So as most of us who go to the College know, the presidential election of 2008 was a big deal. A record number of young voters turned out and the country elected its first black president. On both sides of the political coin, you had engaging candidates. Both were senators — one a community activist talking about hope and change, and one a maverick conservative. Throw in the little-known female vice presidential candidate from Alaska and you have yourselves a presidential race for the ages.
Now, as a registered Independent, I feel that on social and economic issues I sometimes agree with liberals, and sometimes with conservatives. My vote isn’t automatically set even before the candidate opens their mouth to speak. I do not ride party lines, and I am no one’s voter base.
It seems that so many people today who are interested in politics are automatically swayed to one side due to family ties or the way they were brought up. They will support a candidate based on the idea of conservative or liberal philosophy without considering what the person is actually saying. We are responsible for electing the most important politician in the nation.
This brings me to a dilemma with the Republican primary race for the next election. With Obama, I know what I’m getting. He has been president for almost four years now, and I can remember his promises and ambitions when he was running. No matter how they have changed, I know what I’m getting with our current president. He has been on the news every day since 2007.
Now, with the Republican race being so chock-full of contenders, I wanted to do as much research into each of them as I can. If there is someone out there who will make a better president than Barack Obama, I would like to give that person a listen.
So far, with the research I have done, I haven’t really found anyone worth backing.
As an independant voter, I don’t usually go to FOX News or MSNBC to find out things about certain candidates, for the same reasons any journalist would know. I usually check out CNN and John Stewart The Daily Show for an update on the race. What I have seen hasn’t really impressed me. None of the candidates seem to be focusing on the independent voters or people who aren’t extremely conservative.
The only talk I hear is of Michele Bachmann refusing to talk about her previous anti-homosexual stance. I read an article in Rolling Stone about her winning America back for Christians, though i’m not sure that will go over too well with everyone else.
Rick Perry reminds me a lot of George Bush (sorry, it’s the whole Texas governor/ cowboy thing).
I can’t tell Tim Pawlenty and Rick Santorum apart. Luckily for me, Pawlenty dropped out of the race.
Ron Paul’s ideas are apparently so insane that the media actually jokes about not getting footage of his speeches for broadcast. They don’t really mention him too much, even though he finished second in the Iowa Straw Poll, something Republicans take very seriously. Check out the John Stewart piece on the media and Ron Paul — it’s fantastic.
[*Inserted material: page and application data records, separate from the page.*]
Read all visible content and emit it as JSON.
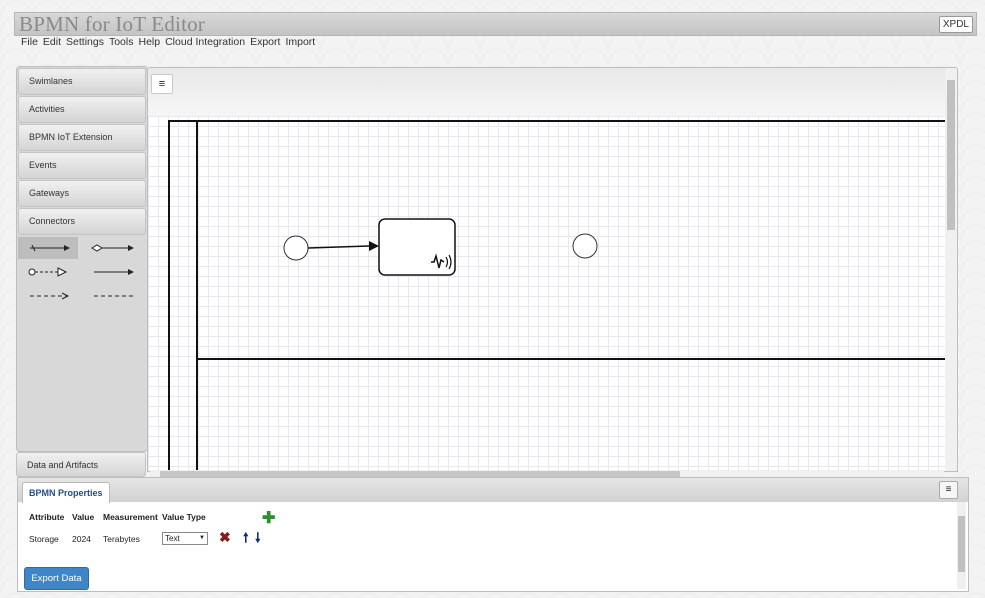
{
  "app": {
    "title": "BPMN for IoT Editor",
    "xpdl_label": "XPDL"
  },
  "menu": [
    "File",
    "Edit",
    "Settings",
    "Tools",
    "Help",
    "Cloud Integration",
    "Export",
    "Import"
  ],
  "palette": {
    "sections": [
      "Swimlanes",
      "Activities",
      "BPMN IoT Extension",
      "Events",
      "Gateways",
      "Connectors"
    ],
    "bottom_section": "Data and Artifacts",
    "connector_tools": [
      "sequence-flow-icon",
      "association-diamond-icon",
      "message-flow-icon",
      "plain-arrow-icon",
      "dashed-arrow-icon",
      "dashed-line-icon"
    ]
  },
  "canvas": {
    "toolbar_icon": "outline-icon",
    "elements": [
      "start-event",
      "iot-task",
      "end-event"
    ],
    "task_icon": "iot-sensor-icon"
  },
  "properties": {
    "tab_label": "BPMN Properties",
    "headers": [
      "Attribute",
      "Value",
      "Measurement",
      "Value Type"
    ],
    "rows": [
      {
        "attribute": "Storage",
        "value": "2024",
        "measurement": "Terabytes",
        "value_type": "Text"
      }
    ],
    "export_label": "Export Data"
  },
  "colors": {
    "accent": "#3f86c8",
    "add": "#2f8f2f",
    "delete": "#8b1a1a",
    "move": "#0b2a80"
  }
}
I do, however, know that Mitt Romney will never raise taxes on the top 2 percent of earners in the U.S. and thinks “corporations are people.” I can see where his allegences lie.
Most of these candidates are still pandering to their voter base — the religious right and tea party conservatives.
I’m just wondering when these candidates will start to talk about issues that weigh heavily on the minds of independent voters and not just the easy topics that their voter base will automatically agree with. I understand that only registered Republicans can vote in the primaries, but I feel like I don’t even exist to someone who could potentially be president of the United States one day. Maybe this will change next year. I can only hope.